For citations that refer to journal articles, some may be available as “full text” online. These can usually be saved as PDF files and examined later. Some articles, though, you may have to pull the bound volumes in the SOU collection. In a few cases, you may need to use the ILL system to order an article. It could come to you as either a paper copy or as a PDF file via email.

The series continues with “How to Find Sources in the Hannon Library (Part ).”

How to Find Sources in the Hannon Library (Part 3)

Friday, November 20th, 2009

The series continues . . .

  1. Develop a list of search terms.
  2. Develop a list of search sources.
  3. Create a working bibliography.
  4. Sort your sources.
  5. “Mine” for Citations.
  6. Create Final Bibliography.

3. Create a working bibliography. With your list of search terms and sources to search, begin to collect a bibliography of books, articles, and perhaps primary sources on your topic. It is usually most convenient to use blank or lined index cards to record each citation you wish to pursue. Adopting a standard format for your citation cards will help you later. Each card should include the following information: (more…)

How to Find Sources in the Hannon Library (Part 1)

Sunday, November 15th, 2009

The Len and Dixie Hannon Library at Southern Oregon University is small compared to many academic libraries, but its history collections are well-developed and cover most of world history. Students facing the task of locating useful and important source materials can find themselves confused and lost in a maze of books, journals, and reference materials.

Nevertheless, most student research will require at least some use of off-campus or electronic delivery of books and articles. The Summit Union Catalog Consortium, of which the Hannon Library is a member, can provide most of what you need from off-campus with only a few days wait. Items not held within the Summit system can be requested by ILL with delivery times in most cases of one to two weeks. Given the short academic terms at SOU, early planning and preparation in your research is a must.

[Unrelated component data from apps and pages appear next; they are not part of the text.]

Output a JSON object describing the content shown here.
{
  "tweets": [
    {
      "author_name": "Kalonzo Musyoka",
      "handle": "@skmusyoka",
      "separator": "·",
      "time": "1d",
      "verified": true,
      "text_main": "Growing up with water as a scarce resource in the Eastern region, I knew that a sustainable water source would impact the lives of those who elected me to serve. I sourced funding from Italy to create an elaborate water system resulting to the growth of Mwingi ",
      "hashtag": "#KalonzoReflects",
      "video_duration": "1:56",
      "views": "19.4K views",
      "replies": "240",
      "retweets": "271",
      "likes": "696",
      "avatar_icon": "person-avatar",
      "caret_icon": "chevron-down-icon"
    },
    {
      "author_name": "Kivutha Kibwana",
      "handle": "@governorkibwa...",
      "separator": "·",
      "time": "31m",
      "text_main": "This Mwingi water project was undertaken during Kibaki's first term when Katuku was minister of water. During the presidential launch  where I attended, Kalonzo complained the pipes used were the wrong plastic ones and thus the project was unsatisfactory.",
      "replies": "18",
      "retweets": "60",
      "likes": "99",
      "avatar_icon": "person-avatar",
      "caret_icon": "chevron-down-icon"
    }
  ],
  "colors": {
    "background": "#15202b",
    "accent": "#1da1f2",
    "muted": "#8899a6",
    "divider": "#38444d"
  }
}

Over the next several postings, I will present a number of ideas and suggestions to make your library research task easier and more satisfying.

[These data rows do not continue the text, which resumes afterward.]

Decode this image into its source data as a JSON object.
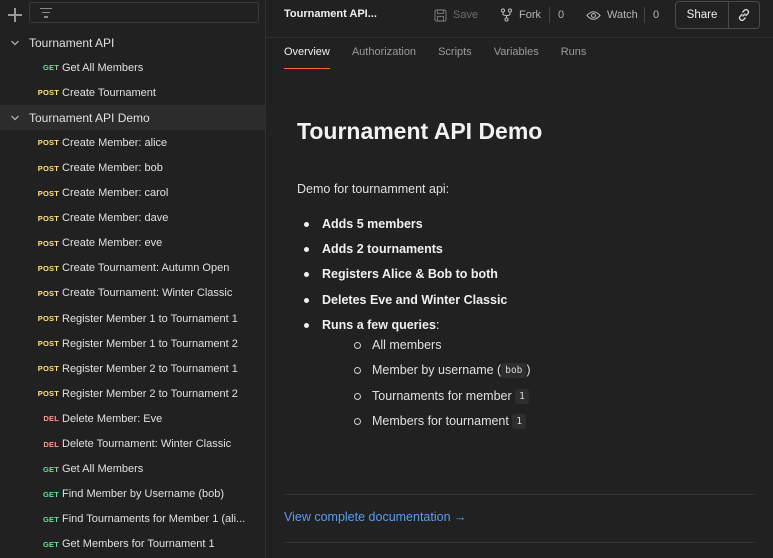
{
  "sidebar": {
    "filter_placeholder": "",
    "items": [
      {
        "kind": "folder",
        "label": "Tournament API",
        "active": false
      },
      {
        "kind": "req",
        "method": "GET",
        "label": "Get All Members"
      },
      {
        "kind": "req",
        "method": "POST",
        "label": "Create Tournament"
      },
      {
        "kind": "folder",
        "label": "Tournament API Demo",
        "active": true
      },
      {
        "kind": "req",
        "method": "POST",
        "label": "Create Member: alice"
      },
      {
        "kind": "req",
        "method": "POST",
        "label": "Create Member: bob"
      },
      {
        "kind": "req",
        "method": "POST",
        "label": "Create Member: carol"
      },
      {
        "kind": "req",
        "method": "POST",
        "label": "Create Member: dave"
      },
      {
        "kind": "req",
        "method": "POST",
        "label": "Create Member: eve"
      },
      {
        "kind": "req",
        "method": "POST",
        "label": "Create Tournament: Autumn Open"
      },
      {
        "kind": "req",
        "method": "POST",
        "label": "Create Tournament: Winter Classic"
      },
      {
        "kind": "req",
        "method": "POST",
        "label": "Register Member 1 to Tournament 1"
      },
      {
        "kind": "req",
        "method": "POST",
        "label": "Register Member 1 to Tournament 2"
      },
      {
        "kind": "req",
        "method": "POST",
        "label": "Register Member 2 to Tournament 1"
      },
      {
        "kind": "req",
        "method": "POST",
        "label": "Register Member 2 to Tournament 2"
      },
      {
        "kind": "req",
        "method": "DEL",
        "label": "Delete Member: Eve"
      },
      {
        "kind": "req",
        "method": "DEL",
        "label": "Delete Tournament: Winter Classic"
      },
      {
        "kind": "req",
        "method": "GET",
        "label": "Get All Members"
      },
      {
        "kind": "req",
        "method": "GET",
        "label": "Find Member by Username (bob)"
      },
      {
        "kind": "req",
        "method": "GET",
        "label": "Find Tournaments for Member 1 (ali..."
      },
      {
        "kind": "req",
        "method": "GET",
        "label": "Get Members for Tournament 1"
      }
    ]
  },
  "header": {
    "title": "Tournament API...",
    "save_label": "Save",
    "fork_label": "Fork",
    "fork_count": "0",
    "watch_label": "Watch",
    "watch_count": "0",
    "share_label": "Share"
  },
  "tabs": [
    "Overview",
    "Authorization",
    "Scripts",
    "Variables",
    "Runs"
  ],
  "active_tab": "Overview",
  "doc": {
    "title": "Tournament API Demo",
    "description": "Demo for tournamment api:",
    "bullets": [
      "Adds 5 members",
      "Adds 2 tournaments",
      "Registers Alice & Bob to both",
      "Deletes Eve and Winter Classic",
      "Runs a few queries"
    ],
    "bullet_suffix": ":",
    "sub": {
      "all_members": "All members",
      "by_username_prefix": "Member by username (",
      "by_username_code": "bob",
      "by_username_suffix": ")",
      "tournaments_prefix": "Tournaments for member",
      "tournaments_code": "1",
      "members_prefix": "Members for tournament",
      "members_code": "1"
    },
    "link": "View complete documentation →"
  },
  "colors": {
    "accent": "#ff6c37",
    "get": "#6bdd9a",
    "post": "#ffe47e",
    "del": "#f79a8e",
    "link": "#5a9cf2"
  }
}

Here is an outline of the library research process.

  1. Develop a list of search terms.
  2. Develop a list of search sources.
  3. Create a working bibliography.
  4. Sort your sources.
  5. “Mine” for Citations.
  6. Create Final Bibliography.

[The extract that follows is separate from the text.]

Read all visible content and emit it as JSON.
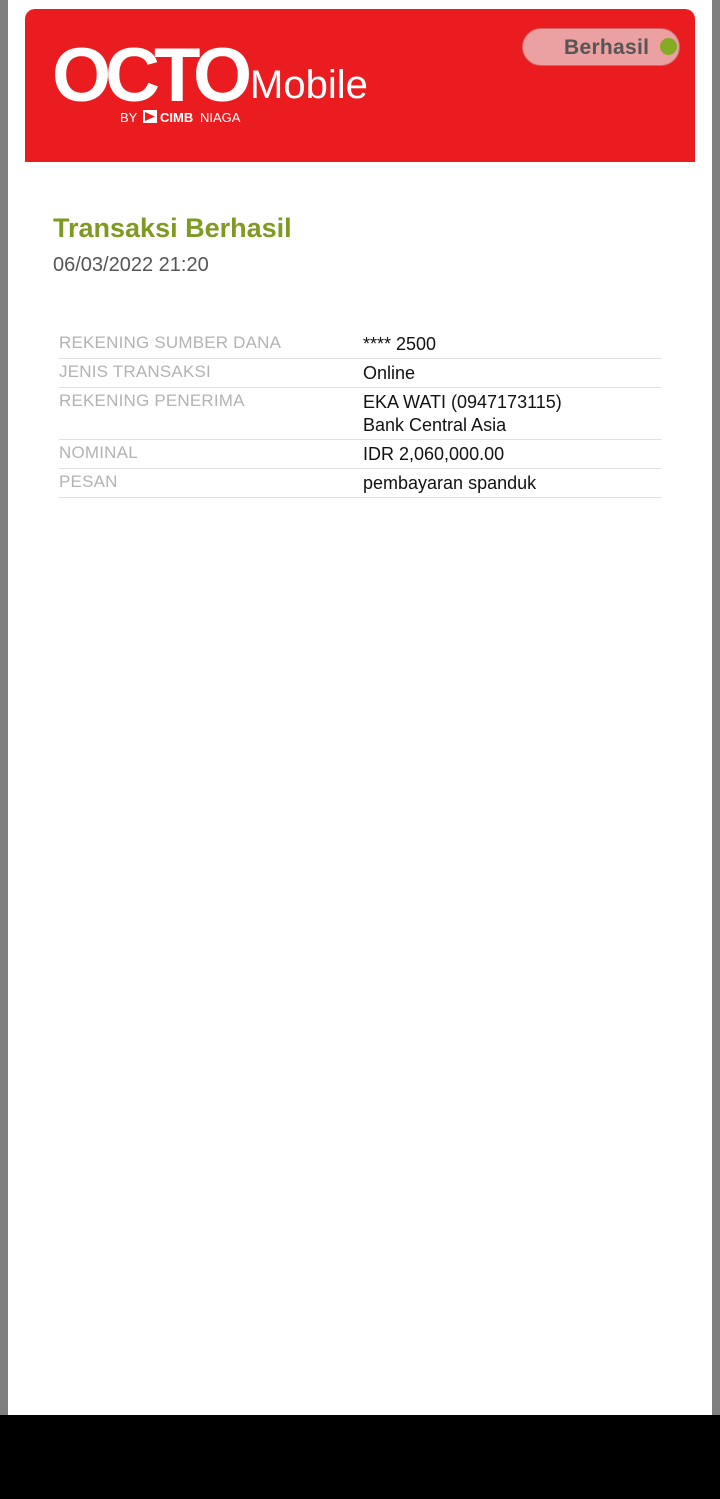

1. Develop a list of search terms. You will use these to search on-line in the Summit union catalog (which of course includes materials owned by SOU), and to search in printed indexes, bibliographies, and other finding aids. (more…)

Getting Things Done

Thursday, September 24th, 2009

GTD_bookHere’s a quote from David Allen’s, Getting Things Done (2001):

It’s possible for a person to have an overwhelming number of things to do and still function productively with a clear head and a positive sense of relaxed control. . . . [There are] two key objectives: (1) capturing all the things that need to get done–now, later, someday, big, little, or in between–into a logical and trusted system outside of your head and off your mind; and (2) disciplining yourself to make front-end decisions about all the “inputs” you let into your life so that you will always have a plan for “next actions” that you can implement or renegotiate at any moment.

I began to follow Allen’s ideas a couple of years ago, but more so in the last month. I’ll have more to share about this “Getting Things Done” (GTD) method as the fall term progresses. But you can start to do something now if you like: sit down with a yellow pad and begin a list of every thing you need to do in all the aspects of your life–school, church, family, relationships, hobbies, household, legal, automotive, financial, and so forth. Try to get it all out. Look around for reminders to prompt you. You can work on this here and there as you get time. Carry a small notebook or index cards in your pocket to capture things as they occur to you.

Next time, I’ll share ideas about what you can do with your list and how it can be the beginning of a new way of maintaining “relaxed focus.

Stay well, do good work, enjoy yourself.

Doc Carney